Birmingham: England 287 (Root 80, Bairstow 70, Ashwin 4-62, Shami 3-64) and 180 (Curran 63, Ishant 5-51, Ashwin 3-59) beat India 274 (Kohli 149, Curran 4-74) and 162 (Kohli 51, Stokes 4-40) by 31 runs.
It was a heart-breaking déjà vu of the Adelaide Oval for Virat Kohli where, in December 2014, he had batted in a rare zone and nearly pulled off a miraculous win for India. At Edgbaston, undone eventually by a superior seam attack, Kohli finally made a mistake with India still 53 short of an improbable win. The last three wickets could only add a further 21 despite Hardik Pandya’s resistance. At the other end of the field was a spent, exhausted, overcome-with-emotion Ben Stokes, who had managed the mammoth task of getting Kohli out. He took the last wicket too, triggering collective relief for England, who had let the visitors back in the game twice with their lack of ruthlessness.
In Adelaide, Kohli had left India 60 to get.

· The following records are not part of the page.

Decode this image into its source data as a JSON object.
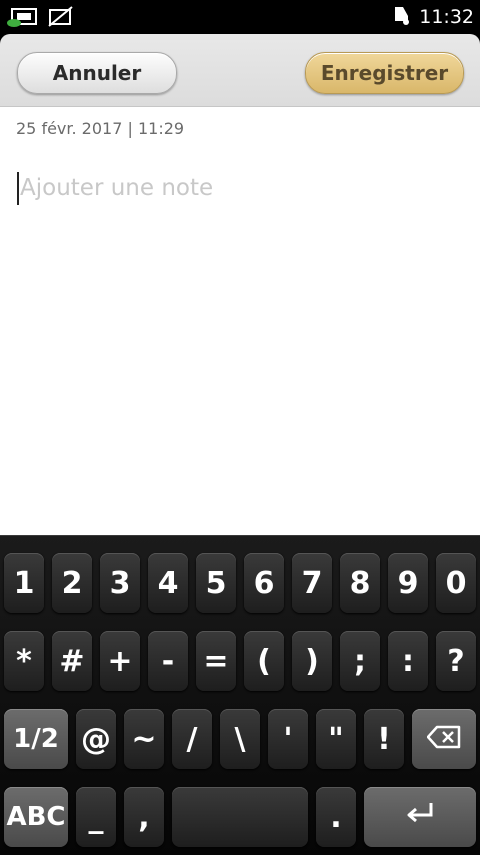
{
  "status_bar": {
    "time": "11:32",
    "icons": [
      "usb-charge-icon",
      "no-sim-icon",
      "bell-icon"
    ]
  },
  "header": {
    "cancel_label": "Annuler",
    "save_label": "Enregistrer"
  },
  "note": {
    "timestamp": "25 févr. 2017 | 11:29",
    "placeholder": "Ajouter une note"
  },
  "keyboard": {
    "row1": [
      "1",
      "2",
      "3",
      "4",
      "5",
      "6",
      "7",
      "8",
      "9",
      "0"
    ],
    "row2": [
      "*",
      "#",
      "+",
      "-",
      "=",
      "(",
      ")",
      ";",
      ":",
      "?"
    ],
    "row3": [
      "1/2",
      "@",
      "~",
      "/",
      "\\",
      "'",
      "\"",
      "!"
    ],
    "row4": [
      "ABC",
      "_",
      ",",
      "."
    ],
    "backspace_icon": "backspace-icon",
    "enter_icon": "enter-icon"
  },
  "colors": {
    "save_button": "#e0c078",
    "header_bg": "#e2e2e2",
    "keyboard_bg": "#111111"
  }
}
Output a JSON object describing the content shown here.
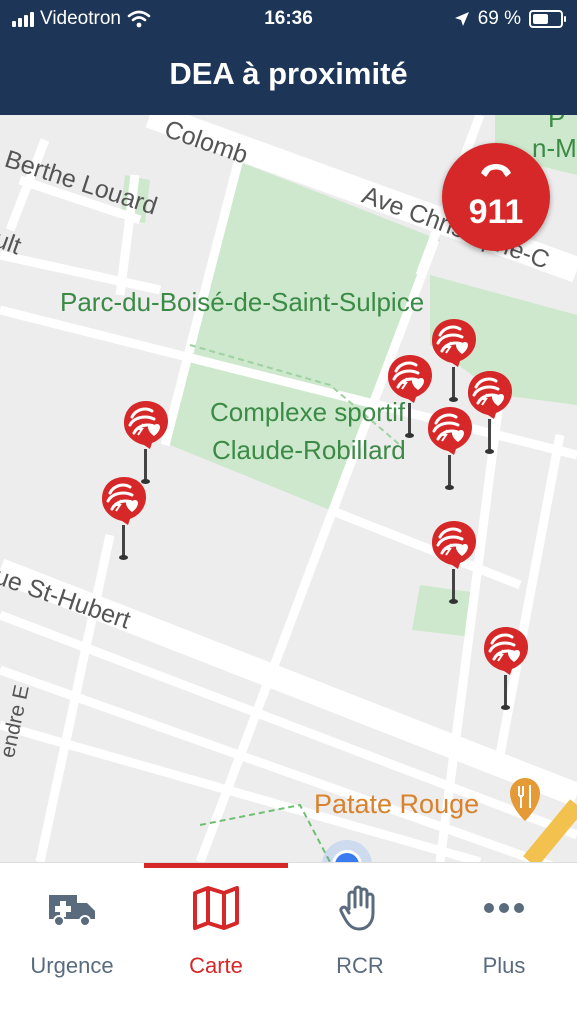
{
  "status_bar": {
    "carrier": "Videotron",
    "time": "16:36",
    "battery": "69 %",
    "battery_level": 0.69
  },
  "header": {
    "title": "DEA à proximité"
  },
  "map": {
    "streets": [
      "Berthe Louard",
      "Colomb",
      "Ave Christophe-C",
      "ult",
      "ue St-Hubert",
      "endre E"
    ],
    "places": [
      "Parc-du-Boisé-de-Saint-Sulpice",
      "Complexe sportif",
      "Claude-Robillard",
      "P",
      "n-M"
    ],
    "poi": "Patate Rouge",
    "emergency_call": "911",
    "aed_marker_count": 8
  },
  "colors": {
    "header_bg": "#1d3557",
    "accent_red": "#d62828",
    "park_green": "#cde8cc",
    "map_bg": "#ededed",
    "tab_inactive": "#5a6b7e"
  },
  "tabs": [
    {
      "label": "Urgence",
      "icon": "ambulance-icon",
      "active": false
    },
    {
      "label": "Carte",
      "icon": "map-icon",
      "active": true
    },
    {
      "label": "RCR",
      "icon": "hand-icon",
      "active": false
    },
    {
      "label": "Plus",
      "icon": "more-dots-icon",
      "active": false
    }
  ]
}
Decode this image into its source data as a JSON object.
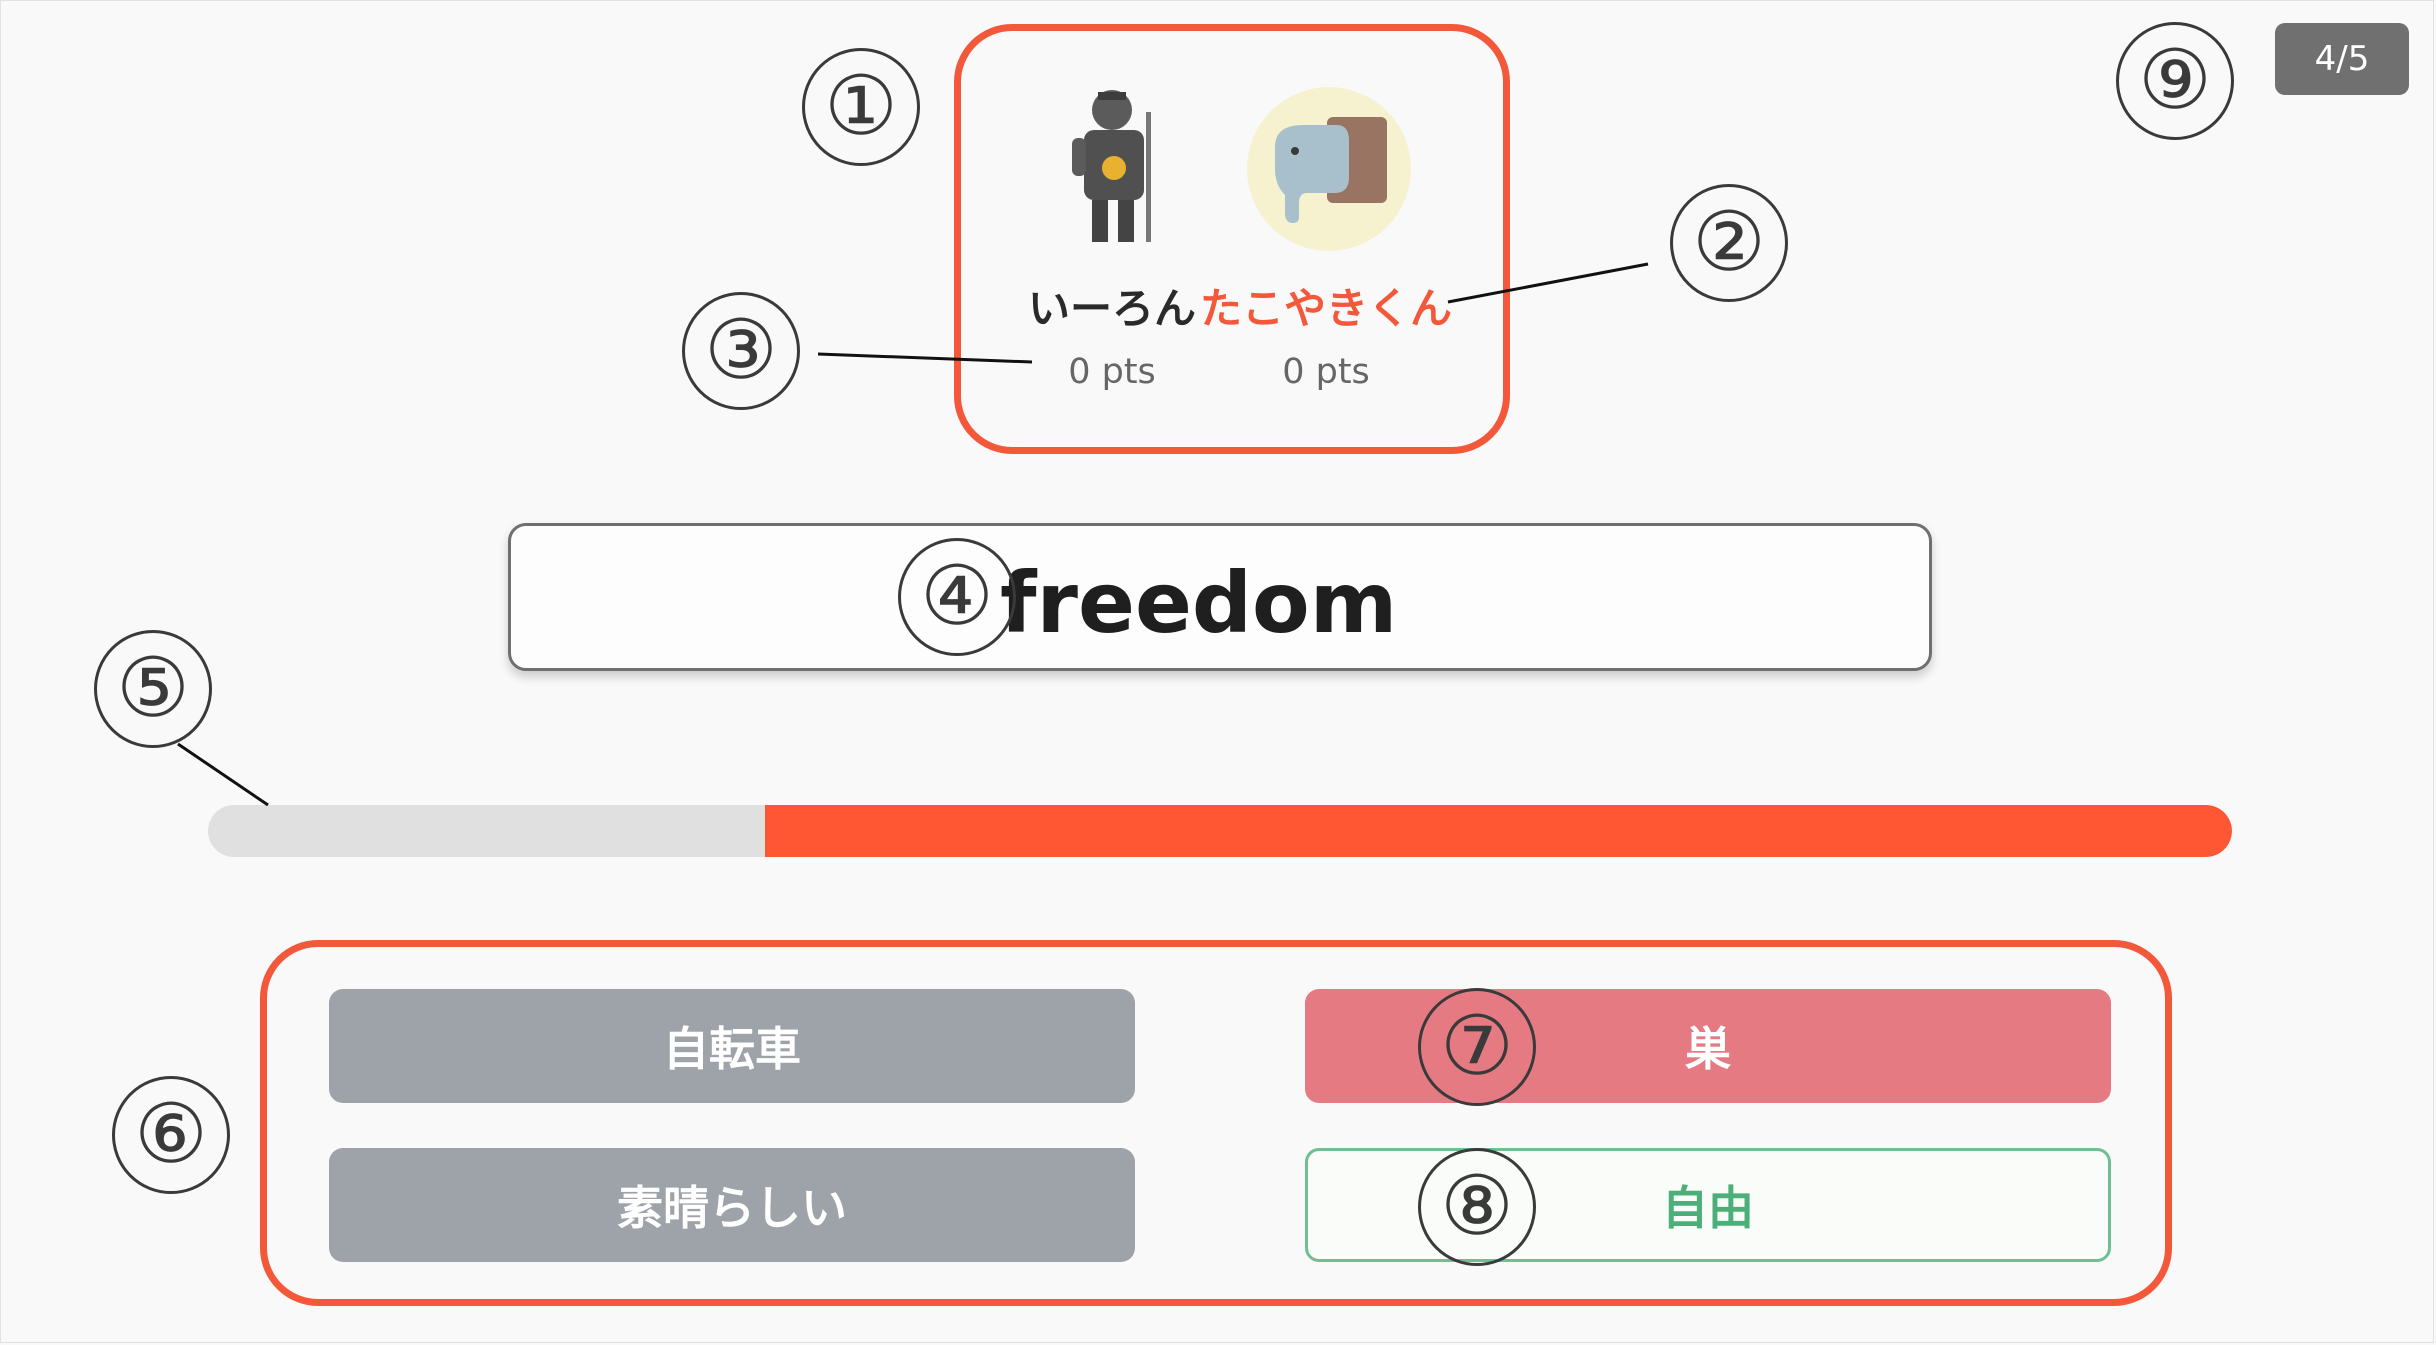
{
  "players": [
    {
      "name": "いーろん",
      "score": "0 pts",
      "active": false
    },
    {
      "name": "たこやきくん",
      "score": "0 pts",
      "active": true
    }
  ],
  "question": {
    "word": "freedom"
  },
  "timer": {
    "remaining_fraction": 0.725,
    "fill_color": "#ff5733",
    "track_color": "#e0e0e0"
  },
  "choices": [
    {
      "label": "自転車",
      "state": "neutral"
    },
    {
      "label": "巣",
      "state": "wrong"
    },
    {
      "label": "素晴らしい",
      "state": "neutral"
    },
    {
      "label": "自由",
      "state": "correct"
    }
  ],
  "page_counter": "4/5",
  "annotations": {
    "marker_1": "①",
    "marker_2": "②",
    "marker_3": "③",
    "marker_4": "④",
    "marker_5": "⑤",
    "marker_6": "⑥",
    "marker_7": "⑦",
    "marker_8": "⑧",
    "marker_9": "⑨"
  },
  "colors": {
    "accent": "#f4583a",
    "wrong": "#e57a83",
    "correct": "#4caf7a",
    "neutral": "#9ea3aa"
  },
  "icons": {
    "player_1_avatar": "samurai-icon",
    "player_2_avatar": "elephant-icon"
  }
}
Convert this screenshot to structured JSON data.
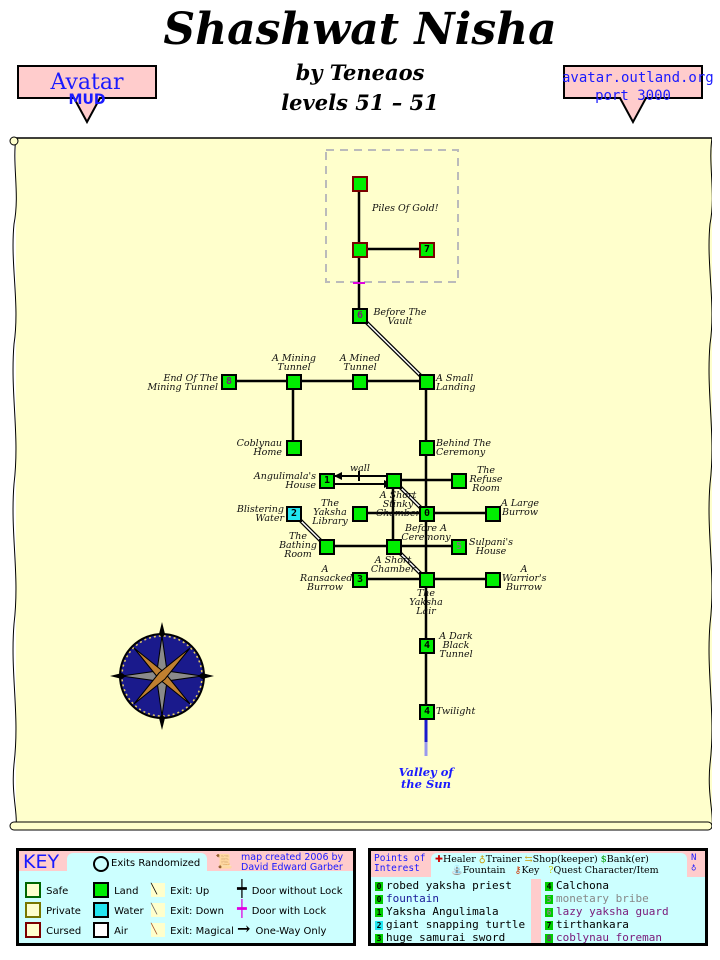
{
  "header": {
    "title": "Shashwat Nisha",
    "byline": "by Teneaos",
    "levels": "levels 51 – 51",
    "left_badge": {
      "line1": "Avatar",
      "line2": "MUD"
    },
    "right_badge": {
      "line1": "avatar.outland.org",
      "line2": "port 3000"
    }
  },
  "map": {
    "zone_note": "Piles Of Gold!",
    "wall_label": "wall",
    "exit_label": "Valley of the Sun",
    "rooms": [
      {
        "id": "vault-top",
        "label": "",
        "num": "",
        "type": "cursed"
      },
      {
        "id": "vault-mid",
        "label": "",
        "num": "",
        "type": "cursed"
      },
      {
        "id": "vault-east",
        "label": "",
        "num": "7",
        "type": "cursed"
      },
      {
        "id": "before-vault",
        "label": "Before The Vault",
        "num": "6",
        "type": "land"
      },
      {
        "id": "end-mining",
        "label": "End Of The Mining Tunnel",
        "num": "8",
        "type": "land"
      },
      {
        "id": "mining-tunnel",
        "label": "A Mining Tunnel",
        "num": "",
        "type": "land"
      },
      {
        "id": "mined-tunnel",
        "label": "A Mined Tunnel",
        "num": "",
        "type": "land"
      },
      {
        "id": "small-landing",
        "label": "A Small Landing",
        "num": "",
        "type": "land"
      },
      {
        "id": "coblynau-home",
        "label": "Coblynau Home",
        "num": "",
        "type": "land"
      },
      {
        "id": "behind-ceremony",
        "label": "Behind The Ceremony",
        "num": "",
        "type": "land"
      },
      {
        "id": "angulimala-house",
        "label": "Angulimala's House",
        "num": "1",
        "type": "land"
      },
      {
        "id": "short-stinky",
        "label": "A Short Stinky Chamber",
        "num": "",
        "type": "land"
      },
      {
        "id": "refuse-room",
        "label": "The Refuse Room",
        "num": "",
        "type": "land"
      },
      {
        "id": "blistering-water",
        "label": "Blistering Water",
        "num": "2",
        "type": "water"
      },
      {
        "id": "yaksha-library",
        "label": "The Yaksha Library",
        "num": "",
        "type": "land"
      },
      {
        "id": "before-ceremony",
        "label": "Before A Ceremony",
        "num": "0",
        "type": "land"
      },
      {
        "id": "large-burrow",
        "label": "A Large Burrow",
        "num": "",
        "type": "land"
      },
      {
        "id": "bathing-room",
        "label": "The Bathing Room",
        "num": "",
        "type": "land"
      },
      {
        "id": "short-chamber",
        "label": "A Short Chamber",
        "num": "",
        "type": "land"
      },
      {
        "id": "sulpani-house",
        "label": "Sulpani's House",
        "num": "5",
        "type": "land"
      },
      {
        "id": "ransacked-burrow",
        "label": "A Ransacked Burrow",
        "num": "3",
        "type": "land"
      },
      {
        "id": "yaksha-lair",
        "label": "The Yaksha Lair",
        "num": "",
        "type": "land"
      },
      {
        "id": "warrior-burrow",
        "label": "A Warrior's Burrow",
        "num": "",
        "type": "land"
      },
      {
        "id": "dark-tunnel",
        "label": "A Dark Black Tunnel",
        "num": "4",
        "type": "land"
      },
      {
        "id": "twilight",
        "label": "Twilight",
        "num": "4",
        "type": "land"
      }
    ]
  },
  "key": {
    "title": "KEY",
    "exits_randomized": "Exits Randomized",
    "credit_line1": "map created 2006 by",
    "credit_line2": "David Edward Garber",
    "zones": [
      "Safe",
      "Private",
      "Cursed"
    ],
    "terrain": [
      "Land",
      "Water",
      "Air"
    ],
    "exits": [
      "Exit: Up",
      "Exit: Down",
      "Exit: Magical"
    ],
    "doors": [
      "Door without Lock",
      "Door with Lock",
      "One-Way Only"
    ],
    "colors": {
      "safe": "#006600",
      "private": "#777700",
      "cursed": "#7a0000",
      "land": "#00ee00",
      "water": "#22e6f0",
      "air": "#ffffff"
    }
  },
  "poi": {
    "title_line1": "Points of",
    "title_line2": "Interest",
    "legend_row1": [
      "Healer",
      "Trainer",
      "Shop(keeper)",
      "Bank(er)"
    ],
    "legend_row2": [
      "Fountain",
      "Key",
      "Quest Character/Item"
    ],
    "compass_letter": "N",
    "left_items": [
      {
        "num": "0",
        "text": "robed yaksha priest",
        "color": "#000000"
      },
      {
        "num": "0",
        "text": "fountain",
        "color": "#1a1a99"
      },
      {
        "num": "1",
        "text": "Yaksha Angulimala",
        "color": "#000000"
      },
      {
        "num": "2",
        "text": "giant snapping turtle",
        "color": "#000000"
      },
      {
        "num": "3",
        "text": "huge samurai sword",
        "color": "#000000"
      }
    ],
    "right_items": [
      {
        "num": "4",
        "text": "Calchona",
        "color": "#000000"
      },
      {
        "num": "5",
        "text": "monetary bribe",
        "color": "#888888"
      },
      {
        "num": "6",
        "text": "lazy yaksha guard",
        "color": "#7a1a7a"
      },
      {
        "num": "7",
        "text": "tirthankara",
        "color": "#000000"
      },
      {
        "num": "8",
        "text": "coblynau foreman",
        "color": "#7a1a7a"
      }
    ]
  }
}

Here it was seven fewer. You don’t imagine Kohli as the tragic hero, but Adelaide and Birmingham remain his two best innings according to him. And technically speaking, he went one better in the second innings of this Test. There was less playing and missing than in the first. He began to work James Anderson around. He unleashed a few cover drives. Most of all he stayed calm. Even as India began the day needing 84 with five wickets in hand, which became four in the first over with Anderson taking out Dinesh Karthik.
Kohli remained unfussed, showing excellent judgement of what balls to leave and when to play when England tried the straight lbw delivery. He faced only seven balls in the first six overs. During this time, Pandya batted himself in, showing remarkable restraint himself. Once in, he unfurled a few drives, whittling down the deficit. When England went to Plan B after the scrutiny from Anderson and Stuart Broad, Kohli finally made the one fatal mistake.
While scoring 200 runs in the match, Kohli made a few mistakes outside off, but was excellent against the straighter balls aimed at getting him lbw. Every time England tried it, Kohli was either outside the line or brought his bat down in time. His head didn’t fall over, and he could access the ball. Perhaps it was about making that small adjustment to a new bowler entering the attack, but against the third ball that Kohli faced from Stokes, his head fell over and he played outside the line, slightly across it, with a slightly closed face. On the big occasion, Stokes had turned up, his celebrations reminiscent of Andrew Flintoff’s in the 2009 Ashes.
Stokes was on a roll now, taking Mohammed Shami out in the same over. A steer and an edge from Ishant Sharma brought eight crucial runs, but in an inspired move Joe Root went to Adil Rashid, who has a good record against the tail. Rashid repeated the first-innings dismissal of Ishant with a wrong’un, and quite fittingly Stokes ended the game with Pandya’s wicket. Quite fittingly, it didn’t come without some fight from Pandya.